### Material for the task ###

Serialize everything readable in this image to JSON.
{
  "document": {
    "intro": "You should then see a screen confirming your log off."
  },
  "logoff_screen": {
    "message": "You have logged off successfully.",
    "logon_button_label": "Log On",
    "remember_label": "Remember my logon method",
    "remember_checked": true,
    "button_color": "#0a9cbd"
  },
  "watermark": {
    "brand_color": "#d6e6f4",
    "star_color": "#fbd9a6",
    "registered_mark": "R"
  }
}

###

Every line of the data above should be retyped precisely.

Serialize everything readable in this image to JSON.
{
  "document": {
    "intro": "You should then see a screen confirming your log off."
  },
  "logoff_screen": {
    "message": "You have logged off successfully.",
    "logon_button_label": "Log On",
    "remember_label": "Remember my logon method",
    "remember_checked": true,
    "button_color": "#0a9cbd"
  },
  "watermark": {
    "brand_color": "#d6e6f4",
    "star_color": "#fbd9a6",
    "registered_mark": "R"
  }
}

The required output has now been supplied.